"""

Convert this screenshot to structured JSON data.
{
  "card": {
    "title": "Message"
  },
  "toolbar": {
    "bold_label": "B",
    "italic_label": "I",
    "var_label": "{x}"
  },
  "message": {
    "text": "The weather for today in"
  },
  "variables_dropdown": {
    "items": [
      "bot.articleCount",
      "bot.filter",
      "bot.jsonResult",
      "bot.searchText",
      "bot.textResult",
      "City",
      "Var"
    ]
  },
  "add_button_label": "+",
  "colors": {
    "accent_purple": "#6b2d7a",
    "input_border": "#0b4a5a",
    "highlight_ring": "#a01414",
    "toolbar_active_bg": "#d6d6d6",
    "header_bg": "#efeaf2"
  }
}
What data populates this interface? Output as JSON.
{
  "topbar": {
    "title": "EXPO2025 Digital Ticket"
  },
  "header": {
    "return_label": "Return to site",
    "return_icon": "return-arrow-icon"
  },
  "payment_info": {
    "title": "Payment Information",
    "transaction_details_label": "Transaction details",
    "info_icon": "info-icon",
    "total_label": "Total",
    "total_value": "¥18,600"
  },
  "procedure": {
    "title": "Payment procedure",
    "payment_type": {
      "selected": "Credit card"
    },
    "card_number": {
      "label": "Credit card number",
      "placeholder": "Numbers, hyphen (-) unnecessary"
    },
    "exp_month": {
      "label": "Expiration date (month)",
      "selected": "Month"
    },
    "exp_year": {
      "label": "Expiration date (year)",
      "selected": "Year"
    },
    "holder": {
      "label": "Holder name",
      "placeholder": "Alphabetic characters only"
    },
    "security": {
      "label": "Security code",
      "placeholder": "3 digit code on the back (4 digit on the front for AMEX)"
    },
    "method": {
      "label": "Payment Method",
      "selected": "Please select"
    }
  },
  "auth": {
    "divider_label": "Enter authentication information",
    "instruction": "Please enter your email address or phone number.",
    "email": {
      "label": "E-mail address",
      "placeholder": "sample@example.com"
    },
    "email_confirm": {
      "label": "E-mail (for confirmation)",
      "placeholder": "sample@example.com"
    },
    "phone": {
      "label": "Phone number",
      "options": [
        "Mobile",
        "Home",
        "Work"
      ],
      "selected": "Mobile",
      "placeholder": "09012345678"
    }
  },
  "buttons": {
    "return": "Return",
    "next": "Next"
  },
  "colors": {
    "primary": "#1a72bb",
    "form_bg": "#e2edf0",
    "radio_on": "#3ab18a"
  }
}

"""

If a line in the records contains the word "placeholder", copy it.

## RESULT OF THE TASK
      "placeholder": "Numbers, hyphen (-) unnecessary"
      "placeholder": "Alphabetic characters only"
      "placeholder": "3 digit code on the back (4 digit on the front for AMEX)"
      "placeholder": "sample@example.com"
      "placeholder": "sample@example.com"
      "placeholder": "09012345678"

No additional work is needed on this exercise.